Their Argie Tango to ‘Montserrat’, another haunting tune, was stunning. She wore blood red. He wore blood red, pants and shirt though why he didn’t have matching shoes is anyone’s guess. They were black and white, straight from the golf shop. The key to this dance, apart from it supposedly being freestyle which it never is, is the rapport between the two dancers. He is on the money, she the game. And there was plenty of rapport, so much so, that she could have been described as like a rash and you sense that she would have done it for free such was her enthusiasm. In the midst of this lust fest there was plenty of precision, beautiful lines and intensity.
The people’s champion is Abbey and if justice prevails next week she will be taking the Glitter Ball Trophy home to the Crouch household, the only chance of that house seeing any silverware this season.
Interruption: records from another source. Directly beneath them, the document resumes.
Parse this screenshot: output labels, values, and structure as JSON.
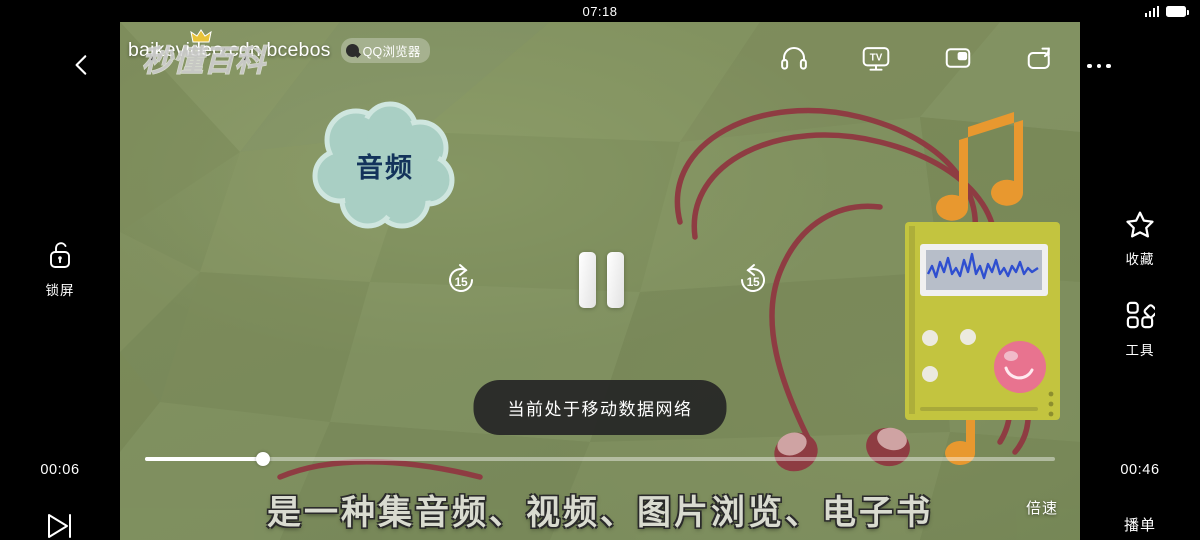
{
  "statusbar": {
    "time": "07:18",
    "signal_icon": "signal-bars-icon",
    "battery_icon": "battery-icon"
  },
  "player": {
    "title": "baikevideo.cdn.bcebos",
    "watermark": "秒懂百科",
    "source_badge": {
      "label": "QQ浏览器",
      "icon": "qq-browser-logo-icon"
    },
    "back_icon": "back-chevron-icon",
    "more_icon": "more-dots-icon",
    "top_icons": [
      {
        "name": "headphones-icon",
        "label": "音频模式"
      },
      {
        "name": "tv-cast-icon",
        "label": "投屏"
      },
      {
        "name": "picture-in-picture-icon",
        "label": "小窗"
      },
      {
        "name": "rotate-screen-icon",
        "label": "旋转"
      }
    ],
    "controls": {
      "rewind_seconds": "15",
      "forward_seconds": "15",
      "rewind_icon": "rewind-15-icon",
      "forward_icon": "forward-15-icon",
      "pause_icon": "pause-icon",
      "next_icon": "next-track-icon"
    },
    "progress": {
      "current_time": "00:06",
      "total_time": "00:46",
      "percent": 13
    },
    "toast": "当前处于移动数据网络",
    "subtitle": "是一种集音频、视频、图片浏览、电子书",
    "speed_label": "倍速",
    "playlist_label": "播单"
  },
  "rail_left": {
    "lock": {
      "label": "锁屏",
      "icon": "unlock-icon"
    }
  },
  "rail_right": {
    "items": [
      {
        "label": "收藏",
        "icon": "star-icon"
      },
      {
        "label": "工具",
        "icon": "tools-grid-icon"
      }
    ]
  },
  "scene": {
    "cloud_label": "音频",
    "colors": {
      "bg_green": "#7a8a5a",
      "cloud_fill": "#a9cfc4",
      "cloud_stroke": "#cfe6df",
      "cloud_text": "#13335b",
      "device_body": "#c3c43f",
      "device_screen": "#b7bec9",
      "waveform": "#2f4fd0",
      "note_orange": "#e8982f",
      "cable_red": "#8e3c42",
      "pink_button": "#e8738f"
    }
  }
}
In her last seven dances she has averaged over 37 and there is no real weakness in her armoury, her Latin strong, her ballroom refined, this week scoring 39 for a sensational Samba and the same for a succulent Smooth.
The Samba, the carnival dance from Rio, the city where George Michael wrote ‘Faith’. True that, honest. Thinking he was the Fonz Ali Ash started the routine next to the juke box wearing jeans, vest and shirt. Must be cold in that studio. In truth he looked like the ‘plumber’ in a porn movie. Abbey wore sky blue and she fizzed all the way through in spite of the producers not using the duck tape I posted for her mouth.
Her tempo is natural, her timing smart, her funn infectious, so much so that Bruno gushed and gushed and gushed, almost sending him back in the closet. Craig decided that the dance was ‘really, truly amazing’. Why then only a nine? He did it again when she Smoothed someone really taking the biscuit by putting ‘Sweet Caroline’ on the play list. How much duck tape can a man need, this song better suited to a bar full of revellers pretending that they like Neil Diamond?
The dance began with both dancers beneath an arch of pink balloons, the first nervous dance at the High School Prom. We didn’t have a prom just an end of term disco. We never had anyone as stunning as that at school either. If we had I’d have organised the prom meself.Of course Abbey danced with style though juddgies picked up on her sickle feet during the lifts. Couldn’t see that from my vantage point. But just remember the style. The choreography wasn’t desperately challenging but she matched it all with aplomb, her beaming face, her beautiful smile, oh, for that tape. This Smooth was that, a nice standing turn, some steps a bit chintzy, and her core during the lifts proved invaluable, four turns to left reversed to the right without her feet touching the ground, truly spectacular.
Shame the song wasn’t called ‘Sweet Abbey’.
Better write to Neil Diamond and get him onto it.
December 18th 2013